What they did: although the Citadel counselor's acts are chargeable as felonies in South Carolina the Citadel chose not to tell police. Citadel had their general counsel investigate, they found a clean background check, no other allegations, and they accepted ReVillez's denials. ReVille went on to molest 5 children and sits jailed for those offenses. His attorney says he's sorry.
What they said: nothing. Years later, after Penn State's president Graham Spanier and head coach Joe Paterno were fired for choosing not to call Pennsylvania police to report child sex abuse allegations against Jerry Sandusky, Citadel President, Lt General John W. Rosa and board chair Doug Snyder issued a statement after media inquiries concluding that "despite the parents' wishes for privacy we wish we had done more."
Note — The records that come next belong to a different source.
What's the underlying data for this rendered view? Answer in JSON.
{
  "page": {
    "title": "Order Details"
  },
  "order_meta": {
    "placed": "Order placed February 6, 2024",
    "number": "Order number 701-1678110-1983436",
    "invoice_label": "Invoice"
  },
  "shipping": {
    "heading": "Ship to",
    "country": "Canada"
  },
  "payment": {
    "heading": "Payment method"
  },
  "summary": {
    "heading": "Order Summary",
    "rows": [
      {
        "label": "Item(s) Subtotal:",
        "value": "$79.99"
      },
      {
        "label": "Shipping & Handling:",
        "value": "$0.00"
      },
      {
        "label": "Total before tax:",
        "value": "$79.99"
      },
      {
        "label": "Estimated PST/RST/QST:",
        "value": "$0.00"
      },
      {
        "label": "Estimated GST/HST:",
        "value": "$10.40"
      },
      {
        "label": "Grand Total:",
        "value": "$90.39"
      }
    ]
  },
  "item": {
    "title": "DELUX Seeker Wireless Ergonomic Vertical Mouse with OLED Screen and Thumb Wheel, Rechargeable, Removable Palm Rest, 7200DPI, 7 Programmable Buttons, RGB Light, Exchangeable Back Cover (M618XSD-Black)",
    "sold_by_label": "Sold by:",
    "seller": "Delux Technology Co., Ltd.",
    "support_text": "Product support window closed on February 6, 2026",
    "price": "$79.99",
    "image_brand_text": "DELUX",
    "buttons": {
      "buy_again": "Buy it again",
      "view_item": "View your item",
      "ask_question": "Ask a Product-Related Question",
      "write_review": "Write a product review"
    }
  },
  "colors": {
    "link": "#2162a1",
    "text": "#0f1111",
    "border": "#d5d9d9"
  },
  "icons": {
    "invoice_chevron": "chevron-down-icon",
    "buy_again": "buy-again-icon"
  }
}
Joe Paterno's "I should have done more" statement at least blamed himself -- Citadel appears to be blaming the victim's parents' desire for privacy for the school's failure to report the crime to police. Now having been a sex crimes prosecutor, I know that nearly every victim says that coming forward is a huge personal risk. There is the unwanted attention, the shame factor, and a "blame the victim" mentality in our culture that keeps most crimes hidden. Most fear they will be re-victimized by the system if they engage police -- or go beyond a police report to an actual criminal case -- so a quiet investigation seems a welcome alternative. But here the Citadel had the responsibility to avoid its own internal conflict of interest, report the charges, and let the police have that discussion with the family.
The police may have been able to use their powers of investigation to locate other victims, to search the computer, or to perform other acts while protecting the identity of the informant. They may have been able to convince the young man to bring charges or, if the victims did not wish to testify, to at least admonish the abuser.
We don't know whether the family would have opted to proceed because the police never got the chance to talk with them. We don't know why the Citadel decided to have their general counsel -- not even an outside counsel with no pressure to protect the school, but one of their own employees -- investigate a fellow employee for criminal wrongdoing. We don't know if being summoned to the police station and confronted with his actions would have led to a confession or spared DeVille's future victims, like the children his attorney says he is now sorry about molesting.
Law enforcement, Congress and the Pentagon must investigate how this military academy failed to protect the innocent. We cannot rush to judgement of their legal culpability - before all the facts are known, the leadership must be granted the presumption of innocence and accorded all due process just like the leadership at Penn State. But by their own admission, we know that Citadel's leaders decision to keep child sex abuse charges involving their alum and employee from police was a moral failure to "duty honor country." We know that Citadel's disturbing conspiracy of silence did a disservice to the victim and his parents, and endangered future children such as the ones ReVille is charged with molesting. That is why the Citadel employees who covered up the child sex abuse charges must stand down and the Citadel community needs to tale a lesson from Penn State's initial mistake: rally around the victims not the enablers.